The response must match the data below exactly, line for line.

[Stored dataset items]:
******
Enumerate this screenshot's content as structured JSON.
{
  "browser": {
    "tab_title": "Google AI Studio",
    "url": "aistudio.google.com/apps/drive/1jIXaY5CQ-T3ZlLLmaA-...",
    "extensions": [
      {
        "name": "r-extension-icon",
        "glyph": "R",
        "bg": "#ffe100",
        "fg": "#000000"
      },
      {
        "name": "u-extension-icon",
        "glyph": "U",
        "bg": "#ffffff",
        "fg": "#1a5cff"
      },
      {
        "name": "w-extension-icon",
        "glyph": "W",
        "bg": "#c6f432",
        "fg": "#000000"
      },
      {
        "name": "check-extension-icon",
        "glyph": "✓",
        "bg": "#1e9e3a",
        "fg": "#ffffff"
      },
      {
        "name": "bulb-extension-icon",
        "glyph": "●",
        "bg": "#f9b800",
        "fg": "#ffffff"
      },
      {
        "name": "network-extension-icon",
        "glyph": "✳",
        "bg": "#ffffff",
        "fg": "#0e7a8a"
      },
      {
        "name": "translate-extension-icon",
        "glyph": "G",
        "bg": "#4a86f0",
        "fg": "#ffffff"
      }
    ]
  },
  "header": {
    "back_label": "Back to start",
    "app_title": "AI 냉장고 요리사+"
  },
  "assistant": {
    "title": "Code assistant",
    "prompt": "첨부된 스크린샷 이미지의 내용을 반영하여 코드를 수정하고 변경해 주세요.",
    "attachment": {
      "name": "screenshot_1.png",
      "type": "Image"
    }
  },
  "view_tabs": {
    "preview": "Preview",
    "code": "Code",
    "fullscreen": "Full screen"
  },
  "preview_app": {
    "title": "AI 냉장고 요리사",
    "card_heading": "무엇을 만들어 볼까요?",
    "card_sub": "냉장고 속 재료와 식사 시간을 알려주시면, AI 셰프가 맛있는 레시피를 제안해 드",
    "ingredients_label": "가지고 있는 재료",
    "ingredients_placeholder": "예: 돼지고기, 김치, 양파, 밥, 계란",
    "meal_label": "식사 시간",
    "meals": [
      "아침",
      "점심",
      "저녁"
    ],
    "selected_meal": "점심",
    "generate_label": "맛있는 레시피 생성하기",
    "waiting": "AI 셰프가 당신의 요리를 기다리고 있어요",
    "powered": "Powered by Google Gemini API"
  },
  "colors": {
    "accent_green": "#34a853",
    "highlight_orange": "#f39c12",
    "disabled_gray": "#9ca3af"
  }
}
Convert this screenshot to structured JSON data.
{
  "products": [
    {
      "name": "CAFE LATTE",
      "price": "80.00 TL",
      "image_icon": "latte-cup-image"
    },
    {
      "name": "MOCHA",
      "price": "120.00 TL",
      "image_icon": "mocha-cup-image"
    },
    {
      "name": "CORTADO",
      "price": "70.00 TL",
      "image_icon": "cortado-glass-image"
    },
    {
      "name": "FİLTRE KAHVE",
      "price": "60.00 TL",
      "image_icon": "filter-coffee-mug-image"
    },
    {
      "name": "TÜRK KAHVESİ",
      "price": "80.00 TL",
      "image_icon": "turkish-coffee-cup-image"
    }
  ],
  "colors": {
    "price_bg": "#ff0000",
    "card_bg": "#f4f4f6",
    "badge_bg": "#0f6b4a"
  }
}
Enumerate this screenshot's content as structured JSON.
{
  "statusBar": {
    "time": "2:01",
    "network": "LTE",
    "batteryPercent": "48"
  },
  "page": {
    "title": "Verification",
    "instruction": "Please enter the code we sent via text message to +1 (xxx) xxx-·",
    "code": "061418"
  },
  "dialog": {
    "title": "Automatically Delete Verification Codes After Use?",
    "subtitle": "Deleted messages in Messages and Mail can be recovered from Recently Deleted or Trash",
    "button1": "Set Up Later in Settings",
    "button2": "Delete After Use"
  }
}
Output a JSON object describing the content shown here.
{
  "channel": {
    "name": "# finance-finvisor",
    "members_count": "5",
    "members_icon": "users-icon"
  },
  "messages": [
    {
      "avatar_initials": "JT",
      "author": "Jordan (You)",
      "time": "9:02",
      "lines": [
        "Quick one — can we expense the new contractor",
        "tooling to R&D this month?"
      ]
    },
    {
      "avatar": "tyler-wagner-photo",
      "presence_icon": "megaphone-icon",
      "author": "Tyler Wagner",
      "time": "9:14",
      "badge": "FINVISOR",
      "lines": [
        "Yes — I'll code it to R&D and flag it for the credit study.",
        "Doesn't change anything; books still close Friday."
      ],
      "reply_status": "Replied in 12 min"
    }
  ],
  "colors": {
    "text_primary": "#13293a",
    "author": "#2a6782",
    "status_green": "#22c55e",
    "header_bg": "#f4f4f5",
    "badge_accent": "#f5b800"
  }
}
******
[Response]:
Enumerate this screenshot's content as structured JSON.
{
  "browser": {
    "tab_title": "Google AI Studio",
    "url": "aistudio.google.com/apps/drive/1jIXaY5CQ-T3ZlLLmaA-...",
    "extensions": [
      {
        "name": "r-extension-icon",
        "glyph": "R",
        "bg": "#ffe100",
        "fg": "#000000"
      },
      {
        "name": "u-extension-icon",
        "glyph": "U",
        "bg": "#ffffff",
        "fg": "#1a5cff"
      },
      {
        "name": "w-extension-icon",
        "glyph": "W",
        "bg": "#c6f432",
        "fg": "#000000"
      },
      {
        "name": "check-extension-icon",
        "glyph": "✓",
        "bg": "#1e9e3a",
        "fg": "#ffffff"
      },
      {
        "name": "bulb-extension-icon",
        "glyph": "●",
        "bg": "#f9b800",
        "fg": "#ffffff"
      },
      {
        "name": "network-extension-icon",
        "glyph": "✳",
        "bg": "#ffffff",
        "fg": "#0e7a8a"
      },
      {
        "name": "translate-extension-icon",
        "glyph": "G",
        "bg": "#4a86f0",
        "fg": "#ffffff"
      }
    ]
  },
  "header": {
    "back_label": "Back to start",
    "app_title": "AI 냉장고 요리사+"
  },
  "assistant": {
    "title": "Code assistant",
    "prompt": "첨부된 스크린샷 이미지의 내용을 반영하여 코드를 수정하고 변경해 주세요.",
    "attachment": {
      "name": "screenshot_1.png",
      "type": "Image"
    }
  },
  "view_tabs": {
    "preview": "Preview",
    "code": "Code",
    "fullscreen": "Full screen"
  },
  "preview_app": {
    "title": "AI 냉장고 요리사",
    "card_heading": "무엇을 만들어 볼까요?",
    "card_sub": "냉장고 속 재료와 식사 시간을 알려주시면, AI 셰프가 맛있는 레시피를 제안해 드",
    "ingredients_label": "가지고 있는 재료",
    "ingredients_placeholder": "예: 돼지고기, 김치, 양파, 밥, 계란",
    "meal_label": "식사 시간",
    "meals": [
      "아침",
      "점심",
      "저녁"
    ],
    "selected_meal": "점심",
    "generate_label": "맛있는 레시피 생성하기",
    "waiting": "AI 셰프가 당신의 요리를 기다리고 있어요",
    "powered": "Powered by Google Gemini API"
  },
  "colors": {
    "accent_green": "#34a853",
    "highlight_orange": "#f39c12",
    "disabled_gray": "#9ca3af"
  }
}
Convert this screenshot to structured JSON data.
{
  "products": [
    {
      "name": "CAFE LATTE",
      "price": "80.00 TL",
      "image_icon": "latte-cup-image"
    },
    {
      "name": "MOCHA",
      "price": "120.00 TL",
      "image_icon": "mocha-cup-image"
    },
    {
      "name": "CORTADO",
      "price": "70.00 TL",
      "image_icon": "cortado-glass-image"
    },
    {
      "name": "FİLTRE KAHVE",
      "price": "60.00 TL",
      "image_icon": "filter-coffee-mug-image"
    },
    {
      "name": "TÜRK KAHVESİ",
      "price": "80.00 TL",
      "image_icon": "turkish-coffee-cup-image"
    }
  ],
  "colors": {
    "price_bg": "#ff0000",
    "card_bg": "#f4f4f6",
    "badge_bg": "#0f6b4a"
  }
}
Enumerate this screenshot's content as structured JSON.
{
  "statusBar": {
    "time": "2:01",
    "network": "LTE",
    "batteryPercent": "48"
  },
  "page": {
    "title": "Verification",
    "instruction": "Please enter the code we sent via text message to +1 (xxx) xxx-·",
    "code": "061418"
  },
  "dialog": {
    "title": "Automatically Delete Verification Codes After Use?",
    "subtitle": "Deleted messages in Messages and Mail can be recovered from Recently Deleted or Trash",
    "button1": "Set Up Later in Settings",
    "button2": "Delete After Use"
  }
}
Output a JSON object describing the content shown here.
{
  "channel": {
    "name": "# finance-finvisor",
    "members_count": "5",
    "members_icon": "users-icon"
  },
  "messages": [
    {
      "avatar_initials": "JT",
      "author": "Jordan (You)",
      "time": "9:02",
      "lines": [
        "Quick one — can we expense the new contractor",
        "tooling to R&D this month?"
      ]
    },
    {
      "avatar": "tyler-wagner-photo",
      "presence_icon": "megaphone-icon",
      "author": "Tyler Wagner",
      "time": "9:14",
      "badge": "FINVISOR",
      "lines": [
        "Yes — I'll code it to R&D and flag it for the credit study.",
        "Doesn't change anything; books still close Friday."
      ],
      "reply_status": "Replied in 12 min"
    }
  ],
  "colors": {
    "text_primary": "#13293a",
    "author": "#2a6782",
    "status_green": "#22c55e",
    "header_bg": "#f4f4f5",
    "badge_accent": "#f5b800"
  }
}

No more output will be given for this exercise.